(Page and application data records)
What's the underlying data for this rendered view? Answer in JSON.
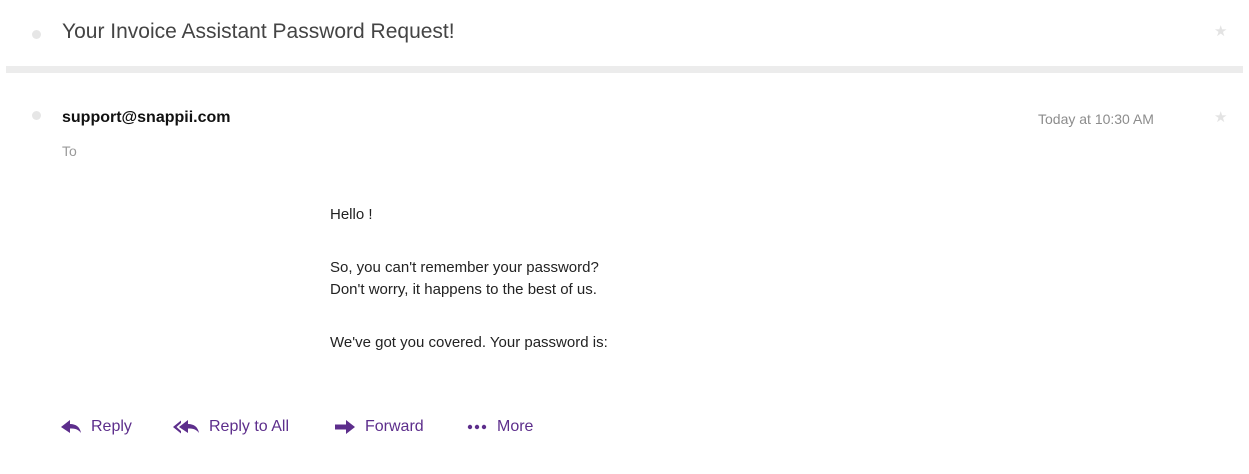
{
  "thread": {
    "subject": "Your Invoice Assistant Password Request!",
    "star_icon": "star-icon"
  },
  "message": {
    "sender": "support@snappii.com",
    "to_label": "To",
    "timestamp": "Today at 10:30 AM",
    "body": {
      "greeting": "Hello !",
      "line1": "So, you can't remember your password?",
      "line2": "Don't worry, it happens to the best of us.",
      "line3": "We've got you covered. Your password is:"
    }
  },
  "actions": {
    "reply": {
      "label": "Reply",
      "icon": "reply-icon"
    },
    "reply_all": {
      "label": "Reply to All",
      "icon": "reply-all-icon"
    },
    "forward": {
      "label": "Forward",
      "icon": "forward-icon"
    },
    "more": {
      "label": "More",
      "icon": "more-icon"
    }
  },
  "colors": {
    "action_accent": "#5d2e8c",
    "divider": "#ececec",
    "muted_text": "#8c8c8c"
  }
}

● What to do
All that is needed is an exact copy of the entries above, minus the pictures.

● Response to this task
What's the underlying data for this rendered view? Answer in JSON.
{
  "thread": {
    "subject": "Your Invoice Assistant Password Request!",
    "star_icon": "star-icon"
  },
  "message": {
    "sender": "support@snappii.com",
    "to_label": "To",
    "timestamp": "Today at 10:30 AM",
    "body": {
      "greeting": "Hello !",
      "line1": "So, you can't remember your password?",
      "line2": "Don't worry, it happens to the best of us.",
      "line3": "We've got you covered. Your password is:"
    }
  },
  "actions": {
    "reply": {
      "label": "Reply",
      "icon": "reply-icon"
    },
    "reply_all": {
      "label": "Reply to All",
      "icon": "reply-all-icon"
    },
    "forward": {
      "label": "Forward",
      "icon": "forward-icon"
    },
    "more": {
      "label": "More",
      "icon": "more-icon"
    }
  },
  "colors": {
    "action_accent": "#5d2e8c",
    "divider": "#ececec",
    "muted_text": "#8c8c8c"
  }
}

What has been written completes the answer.